For Kreeger, the police budget is a matter of values. “I’m in support of having a budget that reflects how we want to live together,” she said. “I’m in favor of local policing and relationship building.
Housh expressed his support for community policing and the local department. “I believe the community is dedicated to creating model policing,” he said, which includes good training.
Cruz suggested cutting the budget by “buying less toys,” and she described the local dispatch as a valuable community resource.
An audience member’s question about infrastructure construction to the so-called CBE property on the west edge of town, despite a community referendum three years ago against spending money to develop the land when it was owned by the Community Resources group, elicited a variety of responses. (Community Resources has since transferred the property to the Village.)

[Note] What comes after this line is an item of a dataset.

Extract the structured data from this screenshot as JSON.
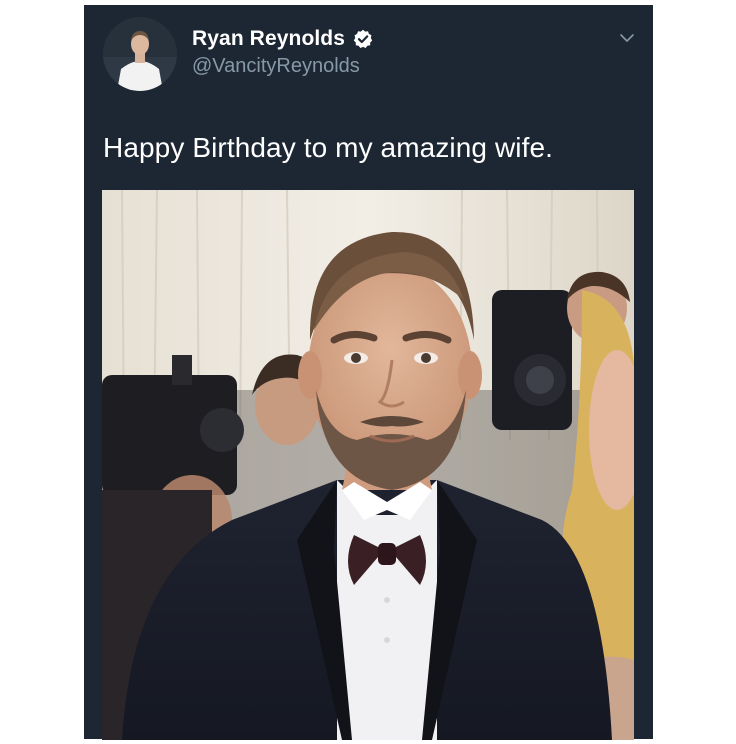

Stokes, who previously stated that he supports development on the property, said that he understood the referendum as reflecting the community’s desire “not to spend public money for a [then] profit enterprise.
Now that the Village owns the land, he sees a clear opportunity for economic growth. “If we want to bring in new business, it’s not going to be across the street from Current Cuisine,” he said.
Turner agreed that “it’s a good place for business.”
Housh said that he thought “many people had different perspectives on what they were voting for” with the referendum, which has complicated the issue. For his part, he felt the Village had stayed true to the community vote. “The extension of utilities was because we had a grant … and the engineering study was so Cresco [a medical marijuana company interested in building a facility there] can build a road.”
Manolakos, who said he had served on a committee that included Cruz to assess the original proposal, added that the argument against the enterprise “has been vindicated. … It was too risky a proposition. There were no firm commitments from buyers.” The recent infrastructure work, he added, “was not necessarily against the referendum.”
Kreeger agreed that “for that land to serve the Village, some infrastructure had to go in.” She also noted that she heard, within the audience member’s concern, “a question about process.”
Some community members had expressed distress and a sense of being left out when the infrastructure work was announced.
“The most important thing I can do is communicate actively about decisions that are coming up,” Kreeger said.